Property details: ‘Faringdon House, Oxfordshire‘ [Knight Frank]

For those who like their houses with pedigree: Plumpton Place, Sussex

Plumpton Place, Sussex (Image: Knight Frank)
Plumpton Place, Sussex (Image: Knight Frank)

One of the greatest of the UK’s country house architects was Sir Edwin Lutyens – a man with undoubted talent who was also able to use thoroughly modern techniques of collaboration and media exposure to boost his career and win business.  His main media connection was the tireless promotion of his work by Country Life magazine which was, in no small part, due to his close friendship with the founder and editor Edward Hudson.  So when Hudson needed to restore and modernise a manor house he’d bought it was inevitable who he would call on.   Plumpton Place in Sussex is now considered to be one of Lutyens’ best country houses and it’s for sale.

Lutyens (b. 1869 – d. 1944) was a master at the creation of houses which evoked what many would have in their minds as the ‘ideal’ country house.  He was able to marry the romanticism of the Arts & Crafts movement to his own clear ideas as to how a house should look both inside and out.  A strong proponent of using local materials he, more importantly, was able to use them in innovative ways which made his houses distinctive.

Marsh Court, Hampshire (Image: Clicks_1000 @ flickr)
Marsh Court, Hampshire (Image: Clicks_1000 @ flickr)

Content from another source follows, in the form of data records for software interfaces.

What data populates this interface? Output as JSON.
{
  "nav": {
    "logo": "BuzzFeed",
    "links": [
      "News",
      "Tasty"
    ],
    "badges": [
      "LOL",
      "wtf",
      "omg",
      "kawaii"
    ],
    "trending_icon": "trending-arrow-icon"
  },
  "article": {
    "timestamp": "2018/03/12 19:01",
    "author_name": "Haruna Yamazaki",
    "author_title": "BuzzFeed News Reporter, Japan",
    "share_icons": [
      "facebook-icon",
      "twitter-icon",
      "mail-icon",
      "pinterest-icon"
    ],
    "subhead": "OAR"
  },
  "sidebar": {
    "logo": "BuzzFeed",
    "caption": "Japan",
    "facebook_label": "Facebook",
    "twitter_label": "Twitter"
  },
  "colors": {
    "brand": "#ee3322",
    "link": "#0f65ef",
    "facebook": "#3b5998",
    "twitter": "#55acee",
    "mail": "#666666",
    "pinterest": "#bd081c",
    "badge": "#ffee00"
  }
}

A classic example of this was his use of chalk at Marsh Court in Hampshire which gave this house a brilliant white appearance, and which contrasted with small tiles of knapped flint set into the walls and the red-brick chimneys.  Marsh Court (finished in 1904 and for sale in 2007 for around £13m) was the last of Lutyens’ ‘Tudor’ style houses but it would never be considered an old house – again showing his genius of matching local materials with an assured architectural design.

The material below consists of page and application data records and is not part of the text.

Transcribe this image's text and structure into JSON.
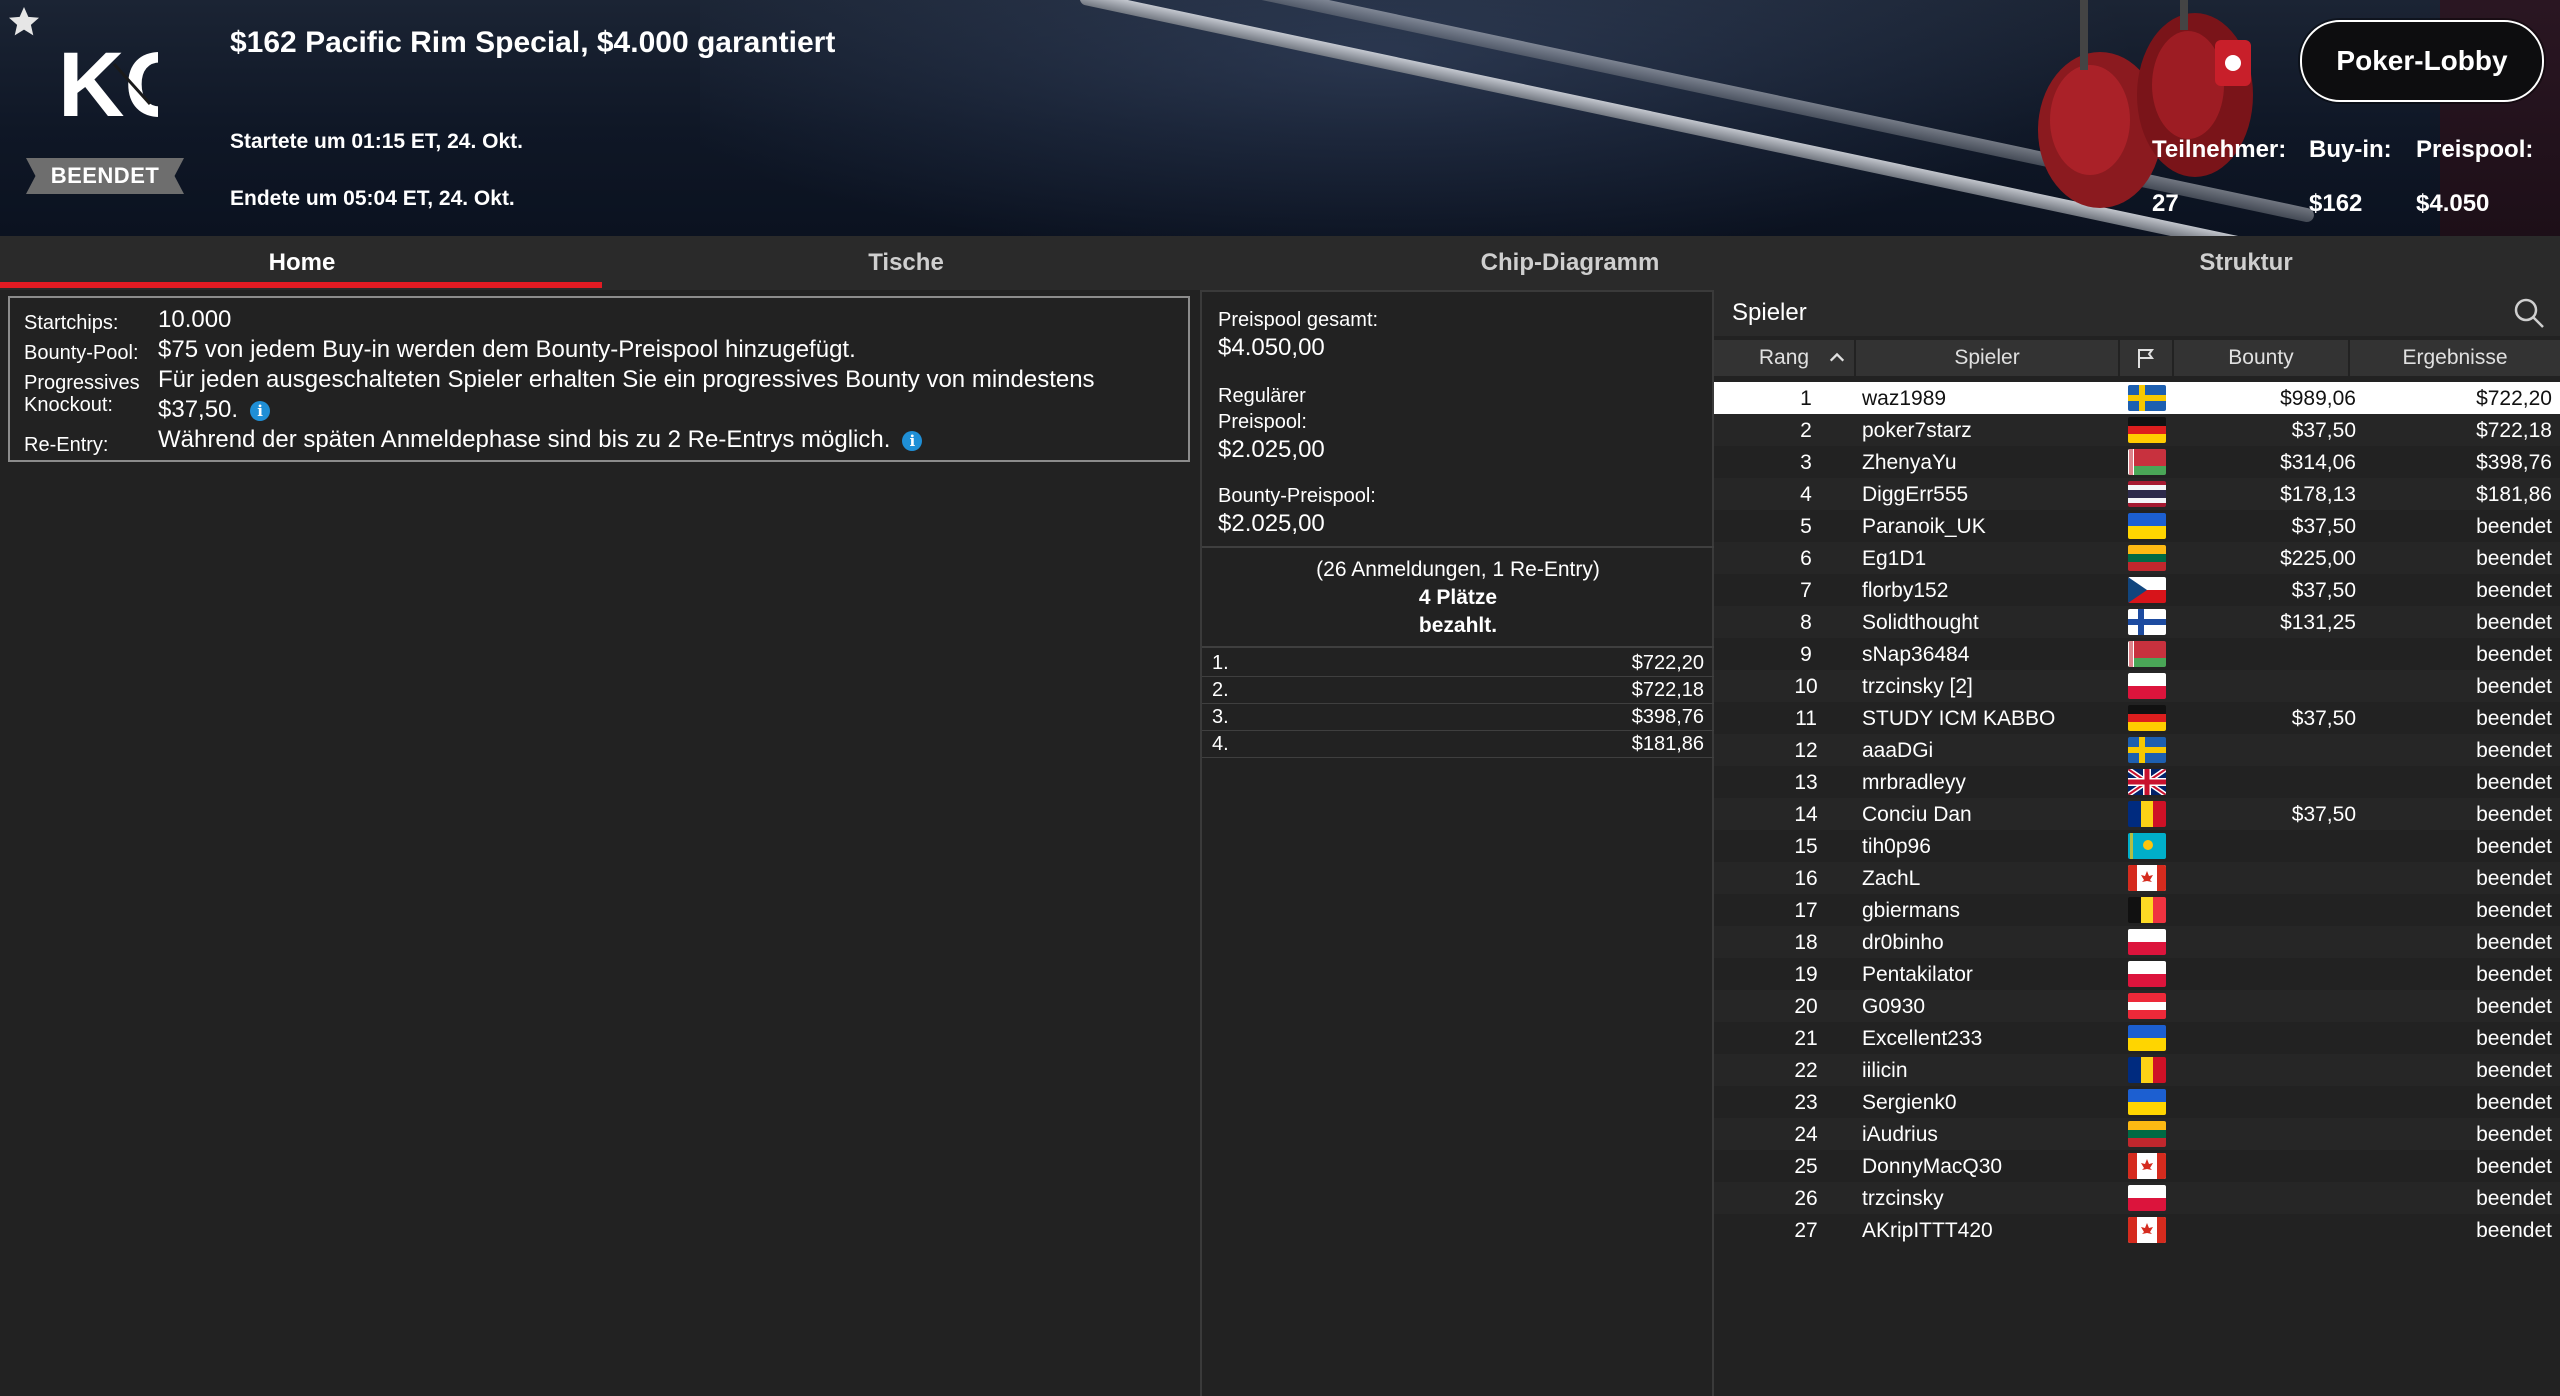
{
  "header": {
    "title": "$162 Pacific Rim Special, $4.000 garantiert",
    "started": "Startete um 01:15 ET, 24. Okt.",
    "ended": "Endete um 05:04 ET, 24. Okt.",
    "status": "BEENDET",
    "logo_text": "KO",
    "lobby_button": "Poker-Lobby",
    "stats": {
      "participants_label": "Teilnehmer:",
      "participants_value": "27",
      "buyin_label": "Buy-in:",
      "buyin_value": "$162",
      "prizepool_label": "Preispool:",
      "prizepool_value": "$4.050"
    }
  },
  "tabs": [
    {
      "label": "Home",
      "active": true
    },
    {
      "label": "Tische",
      "active": false
    },
    {
      "label": "Chip-Diagramm",
      "active": false
    },
    {
      "label": "Struktur",
      "active": false
    }
  ],
  "info": {
    "startchips_label": "Startchips:",
    "startchips_value": "10.000",
    "bountypool_label": "Bounty-Pool:",
    "bountypool_value": "$75 von jedem Buy-in werden dem Bounty-Preispool hinzugefügt.",
    "progressive_label_1": "Progressives",
    "progressive_label_2": "Knockout:",
    "progressive_value_1": "Für jeden ausgeschalteten Spieler erhalten Sie ein progressives Bounty von mindestens",
    "progressive_value_2": "$37,50.",
    "reentry_label": "Re-Entry:",
    "reentry_value": "Während der späten Anmeldephase sind bis zu 2 Re-Entrys möglich.",
    "info_icon_glyph": "i"
  },
  "prizepool": {
    "total_label": "Preispool gesamt:",
    "total_value": "$4.050,00",
    "regular_label_1": "Regulärer",
    "regular_label_2": "Preispool:",
    "regular_value": "$2.025,00",
    "bounty_label": "Bounty-Preispool:",
    "bounty_value": "$2.025,00",
    "registrations": "(26 Anmeldungen, 1 Re-Entry)",
    "places_1": "4 Plätze",
    "places_2": "bezahlt.",
    "payouts": [
      {
        "place": "1.",
        "amount": "$722,20"
      },
      {
        "place": "2.",
        "amount": "$722,18"
      },
      {
        "place": "3.",
        "amount": "$398,76"
      },
      {
        "place": "4.",
        "amount": "$181,86"
      }
    ]
  },
  "players_panel": {
    "search_label": "Spieler",
    "columns": {
      "rank": "Rang",
      "player": "Spieler",
      "bounty": "Bounty",
      "result": "Ergebnisse"
    },
    "rows": [
      {
        "rank": "1",
        "name": "waz1989",
        "flag": "SE",
        "bounty": "$989,06",
        "result": "$722,20"
      },
      {
        "rank": "2",
        "name": "poker7starz",
        "flag": "DE",
        "bounty": "$37,50",
        "result": "$722,18"
      },
      {
        "rank": "3",
        "name": "ZhenyaYu",
        "flag": "BY",
        "bounty": "$314,06",
        "result": "$398,76"
      },
      {
        "rank": "4",
        "name": "DiggErr555",
        "flag": "TH",
        "bounty": "$178,13",
        "result": "$181,86"
      },
      {
        "rank": "5",
        "name": "Paranoik_UK",
        "flag": "UA",
        "bounty": "$37,50",
        "result": "beendet"
      },
      {
        "rank": "6",
        "name": "Eg1D1",
        "flag": "LT",
        "bounty": "$225,00",
        "result": "beendet"
      },
      {
        "rank": "7",
        "name": "florby152",
        "flag": "CZ",
        "bounty": "$37,50",
        "result": "beendet"
      },
      {
        "rank": "8",
        "name": "Solidthought",
        "flag": "FI",
        "bounty": "$131,25",
        "result": "beendet"
      },
      {
        "rank": "9",
        "name": "sNap36484",
        "flag": "BY",
        "bounty": "",
        "result": "beendet"
      },
      {
        "rank": "10",
        "name": "trzcinsky [2]",
        "flag": "PL",
        "bounty": "",
        "result": "beendet"
      },
      {
        "rank": "11",
        "name": "STUDY ICM KABBO",
        "flag": "DE",
        "bounty": "$37,50",
        "result": "beendet"
      },
      {
        "rank": "12",
        "name": "aaaDGi",
        "flag": "SE",
        "bounty": "",
        "result": "beendet"
      },
      {
        "rank": "13",
        "name": "mrbradleyy",
        "flag": "GB",
        "bounty": "",
        "result": "beendet"
      },
      {
        "rank": "14",
        "name": "Conciu Dan",
        "flag": "RO",
        "bounty": "$37,50",
        "result": "beendet"
      },
      {
        "rank": "15",
        "name": "tih0p96",
        "flag": "KZ",
        "bounty": "",
        "result": "beendet"
      },
      {
        "rank": "16",
        "name": "ZachL",
        "flag": "CA",
        "bounty": "",
        "result": "beendet"
      },
      {
        "rank": "17",
        "name": "gbiermans",
        "flag": "BE",
        "bounty": "",
        "result": "beendet"
      },
      {
        "rank": "18",
        "name": "dr0binho",
        "flag": "PL",
        "bounty": "",
        "result": "beendet"
      },
      {
        "rank": "19",
        "name": "Pentakilator",
        "flag": "PL",
        "bounty": "",
        "result": "beendet"
      },
      {
        "rank": "20",
        "name": "G0930",
        "flag": "AT",
        "bounty": "",
        "result": "beendet"
      },
      {
        "rank": "21",
        "name": "Excellent233",
        "flag": "UA",
        "bounty": "",
        "result": "beendet"
      },
      {
        "rank": "22",
        "name": "iilicin",
        "flag": "RO",
        "bounty": "",
        "result": "beendet"
      },
      {
        "rank": "23",
        "name": "Sergienk0",
        "flag": "UA",
        "bounty": "",
        "result": "beendet"
      },
      {
        "rank": "24",
        "name": "iAudrius",
        "flag": "LT",
        "bounty": "",
        "result": "beendet"
      },
      {
        "rank": "25",
        "name": "DonnyMacQ30",
        "flag": "CA",
        "bounty": "",
        "result": "beendet"
      },
      {
        "rank": "26",
        "name": "trzcinsky",
        "flag": "PL",
        "bounty": "",
        "result": "beendet"
      },
      {
        "rank": "27",
        "name": "AKripITTT420",
        "flag": "CA",
        "bounty": "",
        "result": "beendet"
      }
    ]
  },
  "colors": {
    "accent": "#e31b23",
    "info_icon": "#1f8fd6",
    "selected_row": "#ffffff"
  },
  "icons": [
    "star-icon",
    "search-icon",
    "flag-icon",
    "sort-up-icon",
    "info-icon",
    "boxing-gloves-icon"
  ]
}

Much of Lutyens’ fame can be attributed to the unstinting support he received from Edward Hudson who had cleverly exploited the growing urban middle-classes interest in a nostalgic view of ‘olde’ England and the country lifestyle.  Founded in 1897 it chronicled not only the best of the grand old country seats but also sought to keep the tradition alive at a time when the lifestyle was beginning to come under threat. One of his writers was the renowned garden designer Gertrude Jekyll who had met Lutyens in 1889 and had collaborated with him to create some of the best regarded house-and-garden compositions in the country.  Jeykll introduced Lutyens to Edward Hudson in 1899 thus creating a life-long friendship between the two.  To Hudson, Lutyens’ ability to create these idealistic visions of country life were the perfect material for his magazine.  Coupled with the extensive use of their distinctive, high-quality black & white photos it provided an unrivalled opportunity for Lutyens to built fame with the middle-classes but also advertise his talents to the aspirational wealthy or the existing gentry.

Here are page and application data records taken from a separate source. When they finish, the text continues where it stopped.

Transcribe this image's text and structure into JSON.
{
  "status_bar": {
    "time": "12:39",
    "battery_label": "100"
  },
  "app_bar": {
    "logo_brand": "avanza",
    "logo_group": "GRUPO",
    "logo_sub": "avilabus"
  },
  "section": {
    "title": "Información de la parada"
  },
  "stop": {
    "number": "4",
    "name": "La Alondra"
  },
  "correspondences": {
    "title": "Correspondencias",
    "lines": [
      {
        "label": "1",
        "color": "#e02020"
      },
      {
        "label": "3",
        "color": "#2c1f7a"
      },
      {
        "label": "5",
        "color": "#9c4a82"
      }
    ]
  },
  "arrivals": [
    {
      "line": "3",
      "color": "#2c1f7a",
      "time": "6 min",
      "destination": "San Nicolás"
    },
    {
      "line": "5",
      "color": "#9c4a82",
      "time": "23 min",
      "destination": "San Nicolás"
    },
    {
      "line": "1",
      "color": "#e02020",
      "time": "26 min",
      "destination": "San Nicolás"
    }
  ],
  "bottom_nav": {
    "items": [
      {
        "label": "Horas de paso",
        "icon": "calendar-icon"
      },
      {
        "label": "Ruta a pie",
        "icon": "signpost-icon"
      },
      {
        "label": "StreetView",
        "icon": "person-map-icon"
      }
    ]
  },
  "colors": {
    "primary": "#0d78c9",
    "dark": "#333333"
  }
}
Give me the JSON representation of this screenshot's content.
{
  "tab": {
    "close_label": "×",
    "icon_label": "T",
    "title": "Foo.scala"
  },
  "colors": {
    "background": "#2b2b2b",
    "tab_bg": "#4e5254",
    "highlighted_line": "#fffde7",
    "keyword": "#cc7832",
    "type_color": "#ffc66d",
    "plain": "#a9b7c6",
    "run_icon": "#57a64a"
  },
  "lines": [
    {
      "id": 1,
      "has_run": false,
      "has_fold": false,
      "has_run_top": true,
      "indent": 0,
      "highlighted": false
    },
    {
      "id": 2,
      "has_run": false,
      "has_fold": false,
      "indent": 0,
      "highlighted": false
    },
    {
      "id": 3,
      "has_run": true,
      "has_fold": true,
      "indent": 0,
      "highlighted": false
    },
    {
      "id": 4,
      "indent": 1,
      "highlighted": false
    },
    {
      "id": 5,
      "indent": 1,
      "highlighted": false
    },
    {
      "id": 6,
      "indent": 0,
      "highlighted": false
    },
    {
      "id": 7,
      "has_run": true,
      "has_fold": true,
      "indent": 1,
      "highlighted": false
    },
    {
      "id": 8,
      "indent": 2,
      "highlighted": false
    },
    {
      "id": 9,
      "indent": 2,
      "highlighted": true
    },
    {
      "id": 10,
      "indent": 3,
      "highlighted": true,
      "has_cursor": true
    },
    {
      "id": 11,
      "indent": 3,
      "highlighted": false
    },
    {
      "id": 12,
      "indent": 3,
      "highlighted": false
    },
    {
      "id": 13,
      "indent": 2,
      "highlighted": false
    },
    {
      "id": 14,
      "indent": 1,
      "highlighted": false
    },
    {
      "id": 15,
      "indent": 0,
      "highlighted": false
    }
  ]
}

Hudson was a man to put his money where his magazine was and commissioned Lutyens to work on three houses; Deanery Gardens, Lindisfarne Castle and Plumpton Place – all now considered to be Lutyens’ best work.  Hudson had bought Plumpton, a derelict, moated manor house, in 1928 for £3,300, to be used as a weekend retreat and a place to entertain.  In some ways Lutyens’ work there was a surprising contrast to the grand Classical-style banks and corporate work he was engaged with in London and elsewhere.  Lutyens created a new route to the house which used a theatrical sense of surprise to hide the house except for glimpses through arches and trees.  Inside the most notable addition was that of a music room with huge, almost mullioned, windows with small panes of glasses set into wooden frames rather than the then fashionable steel, flooding the room with light.

The house was bought in 1983 for £800,000 by an American venture capitalist called Tom Perkins who has since lavished ‘millions’ on careful restoration.   So if you have £8m, this is a rare opportunity to live in a genuine Lutyens masterpiece which has played its own part in shaping our national impression as to what a country house should look like.

Property details: ‘Plumpton Place, Sussex‘ [Knight Frank]